Problem to work on >> Each entry that follows is to be retyped exactly. Pictures do not belong in the copy.

Exercise materials >>
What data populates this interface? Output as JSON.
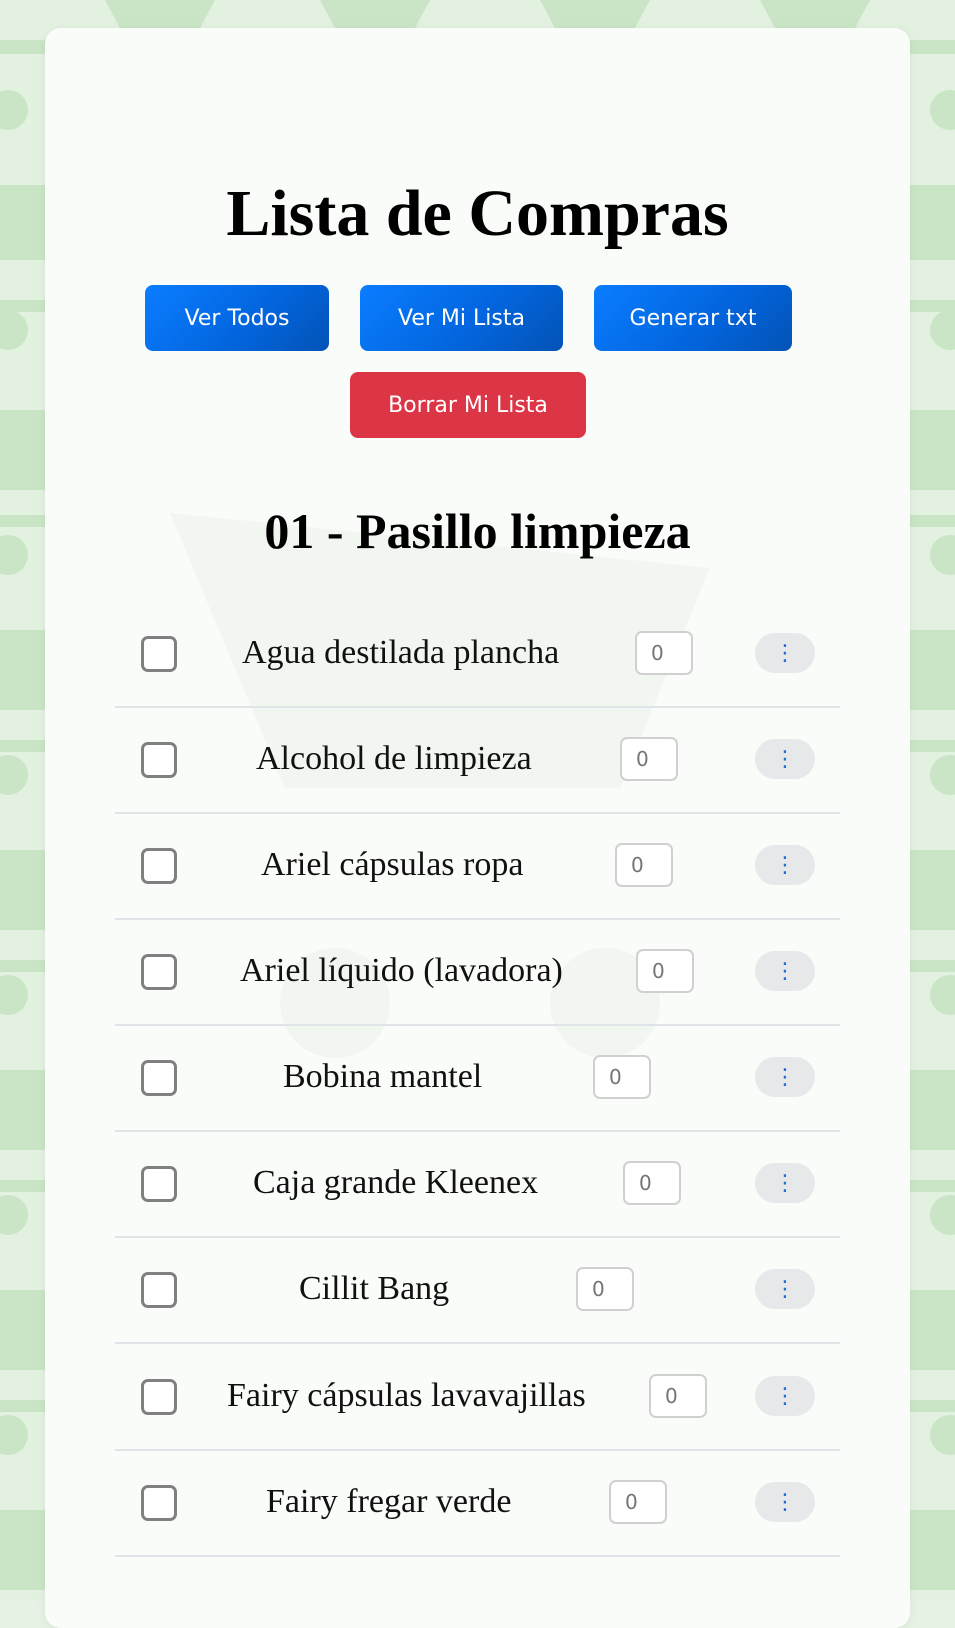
{
  "header": {
    "title": "Lista de Compras"
  },
  "buttons": {
    "ver_todos": "Ver Todos",
    "ver_mi_lista": "Ver Mi Lista",
    "generar_txt": "Generar txt",
    "borrar_mi_lista": "Borrar Mi Lista"
  },
  "section": {
    "title": "01 - Pasillo limpieza"
  },
  "items": [
    {
      "name": "Agua destilada plancha",
      "qty_placeholder": "0",
      "menu_icon": "⋮"
    },
    {
      "name": "Alcohol de limpieza",
      "qty_placeholder": "0",
      "menu_icon": "⋮"
    },
    {
      "name": "Ariel cápsulas ropa",
      "qty_placeholder": "0",
      "menu_icon": "⋮"
    },
    {
      "name": "Ariel líquido (lavadora)",
      "qty_placeholder": "0",
      "menu_icon": "⋮"
    },
    {
      "name": "Bobina mantel",
      "qty_placeholder": "0",
      "menu_icon": "⋮"
    },
    {
      "name": "Caja grande Kleenex",
      "qty_placeholder": "0",
      "menu_icon": "⋮"
    },
    {
      "name": "Cillit Bang",
      "qty_placeholder": "0",
      "menu_icon": "⋮"
    },
    {
      "name": "Fairy cápsulas lavavajillas",
      "qty_placeholder": "0",
      "menu_icon": "⋮"
    },
    {
      "name": "Fairy fregar verde",
      "qty_placeholder": "0",
      "menu_icon": "⋮"
    }
  ],
  "colors": {
    "primary": "#0366e0",
    "danger": "#dc3545",
    "background": "#cde8c9"
  }
}
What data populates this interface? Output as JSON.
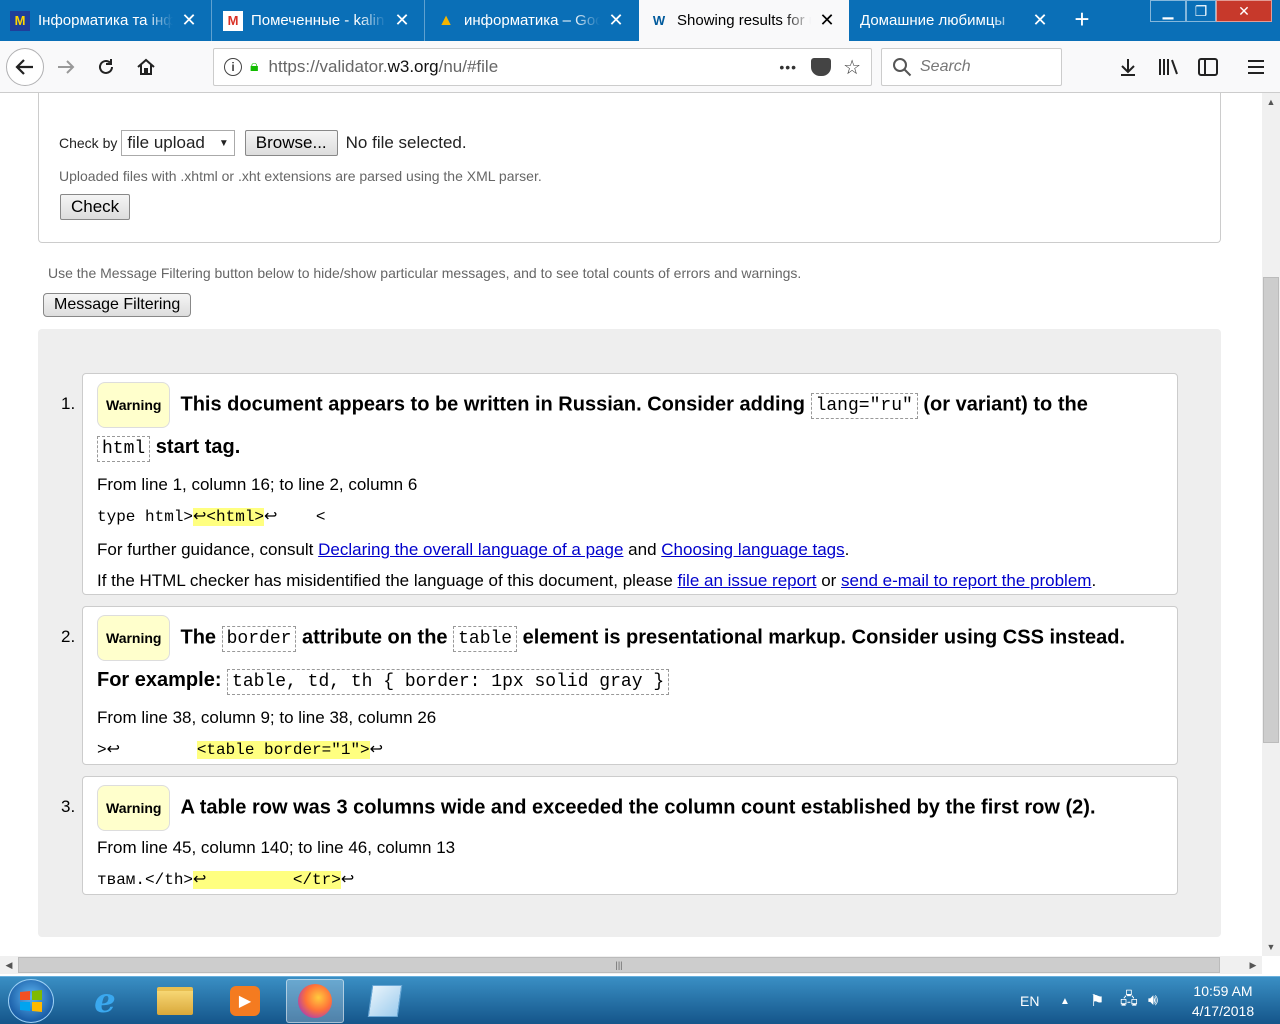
{
  "browser": {
    "tabs": [
      {
        "title": "Інформатика та інф",
        "favicon_text": "M",
        "favicon_color": "#ffd700"
      },
      {
        "title": "Помеченные - kalin",
        "favicon_text": "M",
        "favicon_color": "#d93025"
      },
      {
        "title": "информатика – Goo",
        "favicon_text": "▲",
        "favicon_color": "#f4b400"
      },
      {
        "title": "Showing results for u",
        "favicon_text": "W",
        "favicon_color": "#005a9c",
        "active": true
      },
      {
        "title": "Домашние любимцы",
        "favicon_text": "",
        "favicon_color": ""
      }
    ],
    "new_tab_label": "+",
    "url": {
      "prefix": "https://validator.",
      "domain": "w3.org",
      "path": "/nu/#file"
    },
    "search_placeholder": "Search",
    "url_more": "•••"
  },
  "form": {
    "check_by_label": "Check by",
    "check_by_value": "file upload",
    "browse_label": "Browse...",
    "no_file_text": "No file selected.",
    "xml_hint": "Uploaded files with .xhtml or .xht extensions are parsed using the XML parser.",
    "check_button": "Check"
  },
  "filter": {
    "note": "Use the Message Filtering button below to hide/show particular messages, and to see total counts of errors and warnings.",
    "button_label": "Message Filtering"
  },
  "messages": [
    {
      "number": "1.",
      "badge": "Warning",
      "title_a": "This document appears to be written in Russian. Consider adding",
      "code_a": "lang=\"ru\"",
      "title_b": "(or variant) to the",
      "code_b": "html",
      "title_c": "start tag.",
      "location": "From line 1, column 16; to line 2, column 6",
      "extract_pre": "type html>",
      "extract_hl": "↩<html>",
      "extract_post": "↩    <",
      "guidance_prefix": "For further guidance, consult",
      "link1": "Declaring the overall language of a page",
      "guidance_and": "and",
      "link2": "Choosing language tags",
      "guidance_end": ".",
      "misid_prefix": "If the HTML checker has misidentified the language of this document, please",
      "link3": "file an issue report",
      "misid_or": "or",
      "link4": "send e-mail to report the problem",
      "misid_end": "."
    },
    {
      "number": "2.",
      "badge": "Warning",
      "title_a": "The",
      "code_a": "border",
      "title_b": "attribute on the",
      "code_b": "table",
      "title_c": "element is presentational markup. Consider using CSS instead.",
      "title_d": "For example:",
      "code_c": "table, td, th { border: 1px solid gray }",
      "location": "From line 38, column 9; to line 38, column 26",
      "extract_pre": ">↩        ",
      "extract_hl": "<table border=\"1\">",
      "extract_post": "↩"
    },
    {
      "number": "3.",
      "badge": "Warning",
      "title_a": "A table row was 3 columns wide and exceeded the column count established by the first row (2).",
      "location": "From line 45, column 140; to line 46, column 13",
      "extract_pre": "твам.</th>",
      "extract_hl": "↩         </tr>",
      "extract_post": "↩"
    }
  ],
  "taskbar": {
    "lang": "EN",
    "time": "10:59 AM",
    "date": "4/17/2018"
  }
}
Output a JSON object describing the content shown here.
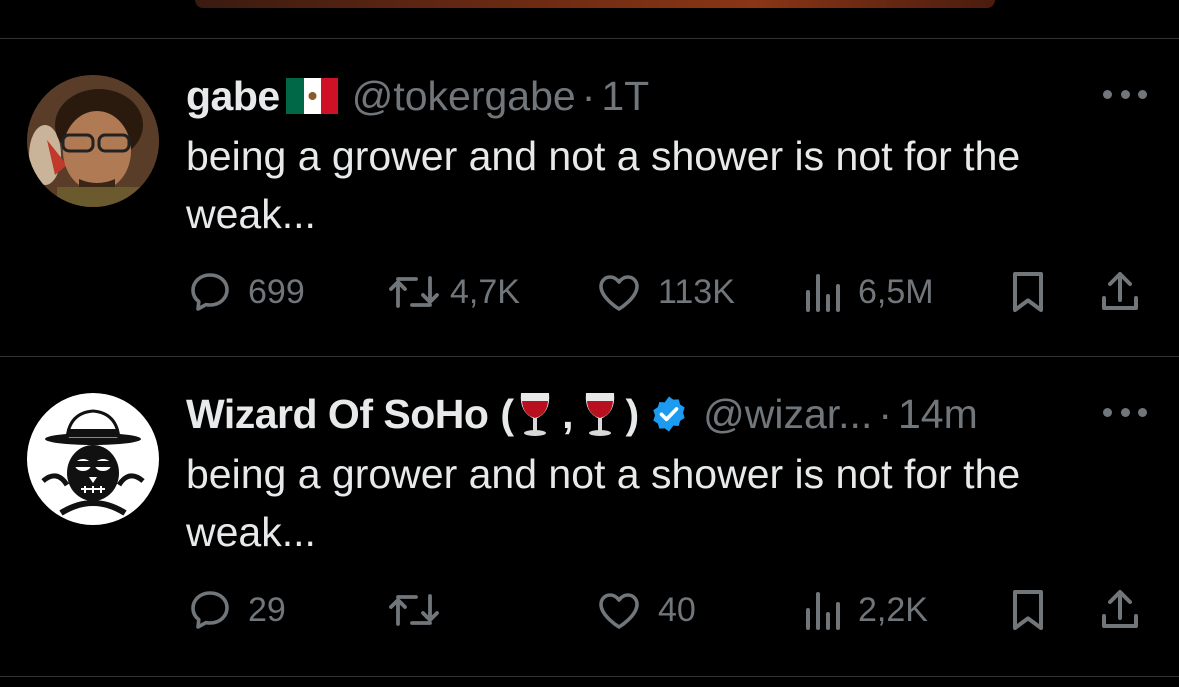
{
  "tweets": [
    {
      "name": "gabe",
      "flag": "mexico-flag",
      "handle": "@tokergabe",
      "separator": "·",
      "time": "1T",
      "text": "being a grower and not a shower is not for the weak...",
      "replies": "699",
      "retweets": "4,7K",
      "likes": "113K",
      "views": "6,5M"
    },
    {
      "name": "Wizard Of SoHo",
      "name_open": "(",
      "name_comma": ",",
      "name_close": ")",
      "verified": true,
      "handle": "@wizar...",
      "separator": "·",
      "time": "14m",
      "text": "being a grower and not a shower is not for the weak...",
      "replies": "29",
      "retweets": "",
      "likes": "40",
      "views": "2,2K"
    }
  ],
  "colors": {
    "background": "#000000",
    "text": "#e7e9ea",
    "muted": "#71767b",
    "divider": "#2f3336",
    "verified": "#1d9bf0"
  },
  "icons": [
    "reply-icon",
    "retweet-icon",
    "like-icon",
    "views-icon",
    "bookmark-icon",
    "share-icon",
    "more-icon",
    "wine-glass-icon",
    "verified-badge-icon",
    "mexico-flag"
  ]
}
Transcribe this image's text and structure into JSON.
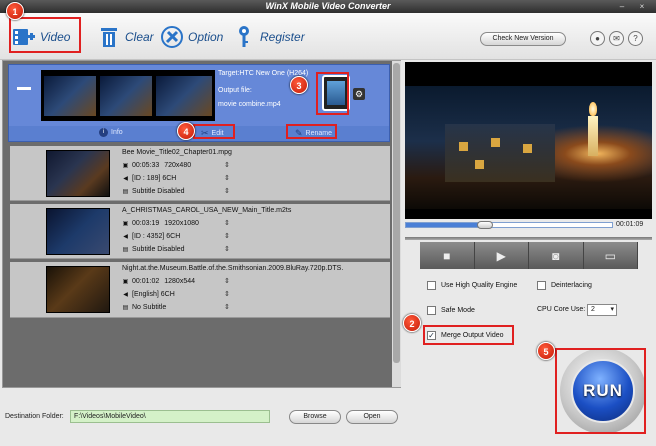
{
  "window": {
    "title": "WinX Mobile Video Converter",
    "minimize": "–",
    "close": "×"
  },
  "toolbar": {
    "video": "Video",
    "clear": "Clear",
    "option": "Option",
    "register": "Register",
    "check_version": "Check New Version"
  },
  "selected_item": {
    "target": "Target:HTC New One (H264)",
    "output_label": "Output file:",
    "output_file": "movie combine.mp4",
    "info": "Info",
    "edit": "Edit",
    "rename": "Rename"
  },
  "items": [
    {
      "name": "Bee Movie_Title02_Chapter01.mpg",
      "duration": "00:05:33",
      "resolution": "720x480",
      "audio": "[ID : 189] 6CH",
      "subtitle": "Subtitle Disabled"
    },
    {
      "name": "A_CHRISTMAS_CAROL_USA_NEW_Main_Title.m2ts",
      "duration": "00:03:19",
      "resolution": "1920x1080",
      "audio": "[ID : 4352] 6CH",
      "subtitle": "Subtitle Disabled"
    },
    {
      "name": "Night.at.the.Museum.Battle.of.the.Smithsonian.2009.BluRay.720p.DTS.",
      "duration": "00:01:02",
      "resolution": "1280x544",
      "audio": "[English] 6CH",
      "subtitle": "No Subtitle"
    }
  ],
  "preview": {
    "time": "00:01:09",
    "progress": 0.35
  },
  "options": {
    "high_quality": "Use High Quality Engine",
    "deinterlacing": "Deinterlacing",
    "safe_mode": "Safe Mode",
    "cpu_core_label": "CPU Core Use:",
    "cpu_core_value": "2",
    "merge_output": "Merge Output Video",
    "merge_checked": "✓"
  },
  "run": "RUN",
  "bottom": {
    "dest_label": "Destination Folder:",
    "dest_value": "F:\\Videos\\MobileVideo\\",
    "browse": "Browse",
    "open": "Open"
  },
  "badges": [
    "1",
    "2",
    "3",
    "4",
    "5"
  ]
}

Expected output >>
What data populates this interface? Output as JSON.
{
  "header": {
    "title": "Lista de Compras"
  },
  "buttons": {
    "ver_todos": "Ver Todos",
    "ver_mi_lista": "Ver Mi Lista",
    "generar_txt": "Generar txt",
    "borrar_mi_lista": "Borrar Mi Lista"
  },
  "section": {
    "title": "01 - Pasillo limpieza"
  },
  "items": [
    {
      "name": "Agua destilada plancha",
      "qty_placeholder": "0",
      "menu_icon": "⋮"
    },
    {
      "name": "Alcohol de limpieza",
      "qty_placeholder": "0",
      "menu_icon": "⋮"
    },
    {
      "name": "Ariel cápsulas ropa",
      "qty_placeholder": "0",
      "menu_icon": "⋮"
    },
    {
      "name": "Ariel líquido (lavadora)",
      "qty_placeholder": "0",
      "menu_icon": "⋮"
    },
    {
      "name": "Bobina mantel",
      "qty_placeholder": "0",
      "menu_icon": "⋮"
    },
    {
      "name": "Caja grande Kleenex",
      "qty_placeholder": "0",
      "menu_icon": "⋮"
    },
    {
      "name": "Cillit Bang",
      "qty_placeholder": "0",
      "menu_icon": "⋮"
    },
    {
      "name": "Fairy cápsulas lavavajillas",
      "qty_placeholder": "0",
      "menu_icon": "⋮"
    },
    {
      "name": "Fairy fregar verde",
      "qty_placeholder": "0",
      "menu_icon": "⋮"
    }
  ],
  "colors": {
    "primary": "#0366e0",
    "danger": "#dc3545",
    "background": "#cde8c9"
  }
}
What data populates this interface? Output as JSON.
{
  "browser": {
    "tabs": [
      {
        "title": "Інформатика та інф",
        "favicon_text": "M",
        "favicon_color": "#ffd700"
      },
      {
        "title": "Помеченные - kalin",
        "favicon_text": "M",
        "favicon_color": "#d93025"
      },
      {
        "title": "информатика – Goo",
        "favicon_text": "▲",
        "favicon_color": "#f4b400"
      },
      {
        "title": "Showing results for u",
        "favicon_text": "W",
        "favicon_color": "#005a9c",
        "active": true
      },
      {
        "title": "Домашние любимцы",
        "favicon_text": "",
        "favicon_color": ""
      }
    ],
    "new_tab_label": "+",
    "url": {
      "prefix": "https://validator.",
      "domain": "w3.org",
      "path": "/nu/#file"
    },
    "search_placeholder": "Search",
    "url_more": "•••"
  },
  "form": {
    "check_by_label": "Check by",
    "check_by_value": "file upload",
    "browse_label": "Browse...",
    "no_file_text": "No file selected.",
    "xml_hint": "Uploaded files with .xhtml or .xht extensions are parsed using the XML parser.",
    "check_button": "Check"
  },
  "filter": {
    "note": "Use the Message Filtering button below to hide/show particular messages, and to see total counts of errors and warnings.",
    "button_label": "Message Filtering"
  },
  "messages": [
    {
      "number": "1.",
      "badge": "Warning",
      "title_a": "This document appears to be written in Russian. Consider adding",
      "code_a": "lang=\"ru\"",
      "title_b": "(or variant) to the",
      "code_b": "html",
      "title_c": "start tag.",
      "location": "From line 1, column 16; to line 2, column 6",
      "extract_pre": "type html>",
      "extract_hl": "↩<html>",
      "extract_post": "↩    <",
      "guidance_prefix": "For further guidance, consult",
      "link1": "Declaring the overall language of a page",
      "guidance_and": "and",
      "link2": "Choosing language tags",
      "guidance_end": ".",
      "misid_prefix": "If the HTML checker has misidentified the language of this document, please",
      "link3": "file an issue report",
      "misid_or": "or",
      "link4": "send e-mail to report the problem",
      "misid_end": "."
    },
    {
      "number": "2.",
      "badge": "Warning",
      "title_a": "The",
      "code_a": "border",
      "title_b": "attribute on the",
      "code_b": "table",
      "title_c": "element is presentational markup. Consider using CSS instead.",
      "title_d": "For example:",
      "code_c": "table, td, th { border: 1px solid gray }",
      "location": "From line 38, column 9; to line 38, column 26",
      "extract_pre": ">↩        ",
      "extract_hl": "<table border=\"1\">",
      "extract_post": "↩"
    },
    {
      "number": "3.",
      "badge": "Warning",
      "title_a": "A table row was 3 columns wide and exceeded the column count established by the first row (2).",
      "location": "From line 45, column 140; to line 46, column 13",
      "extract_pre": "твам.</th>",
      "extract_hl": "↩         </tr>",
      "extract_post": "↩"
    }
  ],
  "taskbar": {
    "lang": "EN",
    "time": "10:59 AM",
    "date": "4/17/2018"
  }
}
Output a JSON object describing the content shown here.
{
  "tweets": [
    {
      "name": "gabe",
      "flag": "mexico-flag",
      "handle": "@tokergabe",
      "separator": "·",
      "time": "1T",
      "text": "being a grower and not a shower is not for the weak...",
      "replies": "699",
      "retweets": "4,7K",
      "likes": "113K",
      "views": "6,5M"
    },
    {
      "name": "Wizard Of SoHo",
      "name_open": "(",
      "name_comma": ",",
      "name_close": ")",
      "verified": true,
      "handle": "@wizar...",
      "separator": "·",
      "time": "14m",
      "text": "being a grower and not a shower is not for the weak...",
      "replies": "29",
      "retweets": "",
      "likes": "40",
      "views": "2,2K"
    }
  ],
  "colors": {
    "background": "#000000",
    "text": "#e7e9ea",
    "muted": "#71767b",
    "divider": "#2f3336",
    "verified": "#1d9bf0"
  },
  "icons": [
    "reply-icon",
    "retweet-icon",
    "like-icon",
    "views-icon",
    "bookmark-icon",
    "share-icon",
    "more-icon",
    "wine-glass-icon",
    "verified-badge-icon",
    "mexico-flag"
  ]
}
Transcribe this image's text and structure into JSON.
{
  "window": {
    "title": "WinX Mobile Video Converter",
    "minimize": "–",
    "close": "×"
  },
  "toolbar": {
    "video": "Video",
    "clear": "Clear",
    "option": "Option",
    "register": "Register",
    "check_version": "Check New Version"
  },
  "selected_item": {
    "target": "Target:HTC New One (H264)",
    "output_label": "Output file:",
    "output_file": "movie combine.mp4",
    "info": "Info",
    "edit": "Edit",
    "rename": "Rename"
  },
  "items": [
    {
      "name": "Bee Movie_Title02_Chapter01.mpg",
      "duration": "00:05:33",
      "resolution": "720x480",
      "audio": "[ID : 189] 6CH",
      "subtitle": "Subtitle Disabled"
    },
    {
      "name": "A_CHRISTMAS_CAROL_USA_NEW_Main_Title.m2ts",
      "duration": "00:03:19",
      "resolution": "1920x1080",
      "audio": "[ID : 4352] 6CH",
      "subtitle": "Subtitle Disabled"
    },
    {
      "name": "Night.at.the.Museum.Battle.of.the.Smithsonian.2009.BluRay.720p.DTS.",
      "duration": "00:01:02",
      "resolution": "1280x544",
      "audio": "[English] 6CH",
      "subtitle": "No Subtitle"
    }
  ],
  "preview": {
    "time": "00:01:09",
    "progress": 0.35
  },
  "options": {
    "high_quality": "Use High Quality Engine",
    "deinterlacing": "Deinterlacing",
    "safe_mode": "Safe Mode",
    "cpu_core_label": "CPU Core Use:",
    "cpu_core_value": "2",
    "merge_output": "Merge Output Video",
    "merge_checked": "✓"
  },
  "run": "RUN",
  "bottom": {
    "dest_label": "Destination Folder:",
    "dest_value": "F:\\Videos\\MobileVideo\\",
    "browse": "Browse",
    "open": "Open"
  },
  "badges": [
    "1",
    "2",
    "3",
    "4",
    "5"
  ]
}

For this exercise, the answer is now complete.